TASK INSTRUCTIONS: Without omitting anything, write out the listing below precisely.

DATASET RECORDS:
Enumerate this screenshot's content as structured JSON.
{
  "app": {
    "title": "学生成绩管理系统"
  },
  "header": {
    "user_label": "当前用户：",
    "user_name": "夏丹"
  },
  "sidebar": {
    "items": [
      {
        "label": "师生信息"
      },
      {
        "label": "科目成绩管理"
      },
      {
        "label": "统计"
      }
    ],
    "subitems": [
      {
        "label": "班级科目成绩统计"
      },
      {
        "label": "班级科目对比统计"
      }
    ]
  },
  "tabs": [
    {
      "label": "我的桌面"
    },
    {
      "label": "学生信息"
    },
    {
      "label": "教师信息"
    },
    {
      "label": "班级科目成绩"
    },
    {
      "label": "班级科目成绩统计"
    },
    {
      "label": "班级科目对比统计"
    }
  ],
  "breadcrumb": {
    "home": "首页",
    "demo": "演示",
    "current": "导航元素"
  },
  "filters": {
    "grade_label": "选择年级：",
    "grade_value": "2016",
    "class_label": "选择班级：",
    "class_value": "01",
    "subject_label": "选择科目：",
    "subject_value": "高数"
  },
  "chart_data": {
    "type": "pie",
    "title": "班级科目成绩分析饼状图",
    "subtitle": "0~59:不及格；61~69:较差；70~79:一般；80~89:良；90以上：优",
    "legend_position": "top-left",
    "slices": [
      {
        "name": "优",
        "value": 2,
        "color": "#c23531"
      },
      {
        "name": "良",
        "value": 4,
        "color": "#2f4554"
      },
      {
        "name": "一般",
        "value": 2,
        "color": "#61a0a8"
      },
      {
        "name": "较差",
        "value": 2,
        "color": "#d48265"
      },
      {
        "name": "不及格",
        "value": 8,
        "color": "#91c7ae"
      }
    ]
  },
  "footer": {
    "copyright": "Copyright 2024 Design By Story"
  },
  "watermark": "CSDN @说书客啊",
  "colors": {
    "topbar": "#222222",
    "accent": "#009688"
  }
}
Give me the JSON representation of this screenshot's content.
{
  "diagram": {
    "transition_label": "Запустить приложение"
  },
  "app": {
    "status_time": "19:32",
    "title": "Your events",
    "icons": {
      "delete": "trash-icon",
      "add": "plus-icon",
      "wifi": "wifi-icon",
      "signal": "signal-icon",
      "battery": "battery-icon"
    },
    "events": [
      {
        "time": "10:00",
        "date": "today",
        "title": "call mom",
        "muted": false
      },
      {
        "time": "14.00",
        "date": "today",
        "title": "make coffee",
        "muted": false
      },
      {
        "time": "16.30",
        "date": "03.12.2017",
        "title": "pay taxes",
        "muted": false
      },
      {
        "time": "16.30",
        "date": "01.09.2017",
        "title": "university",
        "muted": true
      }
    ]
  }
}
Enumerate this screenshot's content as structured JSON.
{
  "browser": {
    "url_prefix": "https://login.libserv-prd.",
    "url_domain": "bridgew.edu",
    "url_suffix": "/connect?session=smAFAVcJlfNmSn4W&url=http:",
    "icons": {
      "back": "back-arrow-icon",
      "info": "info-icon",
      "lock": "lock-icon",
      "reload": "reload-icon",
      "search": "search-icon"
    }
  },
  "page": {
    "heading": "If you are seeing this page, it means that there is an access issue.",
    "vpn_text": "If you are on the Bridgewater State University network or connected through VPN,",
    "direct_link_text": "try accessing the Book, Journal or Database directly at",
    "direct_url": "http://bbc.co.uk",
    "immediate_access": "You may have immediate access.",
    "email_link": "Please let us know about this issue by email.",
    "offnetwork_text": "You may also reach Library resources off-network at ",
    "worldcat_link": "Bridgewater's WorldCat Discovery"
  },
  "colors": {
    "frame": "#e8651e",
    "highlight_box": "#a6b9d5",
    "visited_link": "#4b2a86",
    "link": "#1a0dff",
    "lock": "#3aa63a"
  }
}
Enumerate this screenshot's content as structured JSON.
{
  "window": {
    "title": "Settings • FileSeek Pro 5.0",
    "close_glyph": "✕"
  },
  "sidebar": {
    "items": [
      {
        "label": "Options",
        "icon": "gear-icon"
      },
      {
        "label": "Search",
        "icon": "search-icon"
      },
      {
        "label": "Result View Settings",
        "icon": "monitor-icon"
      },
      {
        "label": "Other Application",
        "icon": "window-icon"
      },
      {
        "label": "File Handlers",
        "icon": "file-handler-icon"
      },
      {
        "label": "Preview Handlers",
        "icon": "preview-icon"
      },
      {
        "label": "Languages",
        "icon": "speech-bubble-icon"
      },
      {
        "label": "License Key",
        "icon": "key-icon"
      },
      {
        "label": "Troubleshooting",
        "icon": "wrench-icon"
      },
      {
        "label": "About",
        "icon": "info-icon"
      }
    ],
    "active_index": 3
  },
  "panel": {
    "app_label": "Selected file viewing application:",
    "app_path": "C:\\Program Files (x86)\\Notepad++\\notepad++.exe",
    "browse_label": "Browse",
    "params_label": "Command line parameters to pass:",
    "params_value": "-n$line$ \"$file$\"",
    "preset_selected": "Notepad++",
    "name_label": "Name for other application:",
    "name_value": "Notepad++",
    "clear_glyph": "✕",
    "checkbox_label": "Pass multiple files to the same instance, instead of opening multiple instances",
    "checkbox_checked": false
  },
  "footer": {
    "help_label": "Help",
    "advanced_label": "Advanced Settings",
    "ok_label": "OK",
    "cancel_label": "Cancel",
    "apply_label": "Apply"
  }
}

SOLUTION TO THIS PROBLEM:
Enumerate this screenshot's content as structured JSON.
{
  "app": {
    "title": "学生成绩管理系统"
  },
  "header": {
    "user_label": "当前用户：",
    "user_name": "夏丹"
  },
  "sidebar": {
    "items": [
      {
        "label": "师生信息"
      },
      {
        "label": "科目成绩管理"
      },
      {
        "label": "统计"
      }
    ],
    "subitems": [
      {
        "label": "班级科目成绩统计"
      },
      {
        "label": "班级科目对比统计"
      }
    ]
  },
  "tabs": [
    {
      "label": "我的桌面"
    },
    {
      "label": "学生信息"
    },
    {
      "label": "教师信息"
    },
    {
      "label": "班级科目成绩"
    },
    {
      "label": "班级科目成绩统计"
    },
    {
      "label": "班级科目对比统计"
    }
  ],
  "breadcrumb": {
    "home": "首页",
    "demo": "演示",
    "current": "导航元素"
  },
  "filters": {
    "grade_label": "选择年级：",
    "grade_value": "2016",
    "class_label": "选择班级：",
    "class_value": "01",
    "subject_label": "选择科目：",
    "subject_value": "高数"
  },
  "chart_data": {
    "type": "pie",
    "title": "班级科目成绩分析饼状图",
    "subtitle": "0~59:不及格；61~69:较差；70~79:一般；80~89:良；90以上：优",
    "legend_position": "top-left",
    "slices": [
      {
        "name": "优",
        "value": 2,
        "color": "#c23531"
      },
      {
        "name": "良",
        "value": 4,
        "color": "#2f4554"
      },
      {
        "name": "一般",
        "value": 2,
        "color": "#61a0a8"
      },
      {
        "name": "较差",
        "value": 2,
        "color": "#d48265"
      },
      {
        "name": "不及格",
        "value": 8,
        "color": "#91c7ae"
      }
    ]
  },
  "footer": {
    "copyright": "Copyright 2024 Design By Story"
  },
  "watermark": "CSDN @说书客啊",
  "colors": {
    "topbar": "#222222",
    "accent": "#009688"
  }
}
Give me the JSON representation of this screenshot's content.
{
  "diagram": {
    "transition_label": "Запустить приложение"
  },
  "app": {
    "status_time": "19:32",
    "title": "Your events",
    "icons": {
      "delete": "trash-icon",
      "add": "plus-icon",
      "wifi": "wifi-icon",
      "signal": "signal-icon",
      "battery": "battery-icon"
    },
    "events": [
      {
        "time": "10:00",
        "date": "today",
        "title": "call mom",
        "muted": false
      },
      {
        "time": "14.00",
        "date": "today",
        "title": "make coffee",
        "muted": false
      },
      {
        "time": "16.30",
        "date": "03.12.2017",
        "title": "pay taxes",
        "muted": false
      },
      {
        "time": "16.30",
        "date": "01.09.2017",
        "title": "university",
        "muted": true
      }
    ]
  }
}
Enumerate this screenshot's content as structured JSON.
{
  "browser": {
    "url_prefix": "https://login.libserv-prd.",
    "url_domain": "bridgew.edu",
    "url_suffix": "/connect?session=smAFAVcJlfNmSn4W&url=http:",
    "icons": {
      "back": "back-arrow-icon",
      "info": "info-icon",
      "lock": "lock-icon",
      "reload": "reload-icon",
      "search": "search-icon"
    }
  },
  "page": {
    "heading": "If you are seeing this page, it means that there is an access issue.",
    "vpn_text": "If you are on the Bridgewater State University network or connected through VPN,",
    "direct_link_text": "try accessing the Book, Journal or Database directly at",
    "direct_url": "http://bbc.co.uk",
    "immediate_access": "You may have immediate access.",
    "email_link": "Please let us know about this issue by email.",
    "offnetwork_text": "You may also reach Library resources off-network at ",
    "worldcat_link": "Bridgewater's WorldCat Discovery"
  },
  "colors": {
    "frame": "#e8651e",
    "highlight_box": "#a6b9d5",
    "visited_link": "#4b2a86",
    "link": "#1a0dff",
    "lock": "#3aa63a"
  }
}
Enumerate this screenshot's content as structured JSON.
{
  "window": {
    "title": "Settings • FileSeek Pro 5.0",
    "close_glyph": "✕"
  },
  "sidebar": {
    "items": [
      {
        "label": "Options",
        "icon": "gear-icon"
      },
      {
        "label": "Search",
        "icon": "search-icon"
      },
      {
        "label": "Result View Settings",
        "icon": "monitor-icon"
      },
      {
        "label": "Other Application",
        "icon": "window-icon"
      },
      {
        "label": "File Handlers",
        "icon": "file-handler-icon"
      },
      {
        "label": "Preview Handlers",
        "icon": "preview-icon"
      },
      {
        "label": "Languages",
        "icon": "speech-bubble-icon"
      },
      {
        "label": "License Key",
        "icon": "key-icon"
      },
      {
        "label": "Troubleshooting",
        "icon": "wrench-icon"
      },
      {
        "label": "About",
        "icon": "info-icon"
      }
    ],
    "active_index": 3
  },
  "panel": {
    "app_label": "Selected file viewing application:",
    "app_path": "C:\\Program Files (x86)\\Notepad++\\notepad++.exe",
    "browse_label": "Browse",
    "params_label": "Command line parameters to pass:",
    "params_value": "-n$line$ \"$file$\"",
    "preset_selected": "Notepad++",
    "name_label": "Name for other application:",
    "name_value": "Notepad++",
    "clear_glyph": "✕",
    "checkbox_label": "Pass multiple files to the same instance, instead of opening multiple instances",
    "checkbox_checked": false
  },
  "footer": {
    "help_label": "Help",
    "advanced_label": "Advanced Settings",
    "ok_label": "OK",
    "cancel_label": "Cancel",
    "apply_label": "Apply"
  }
}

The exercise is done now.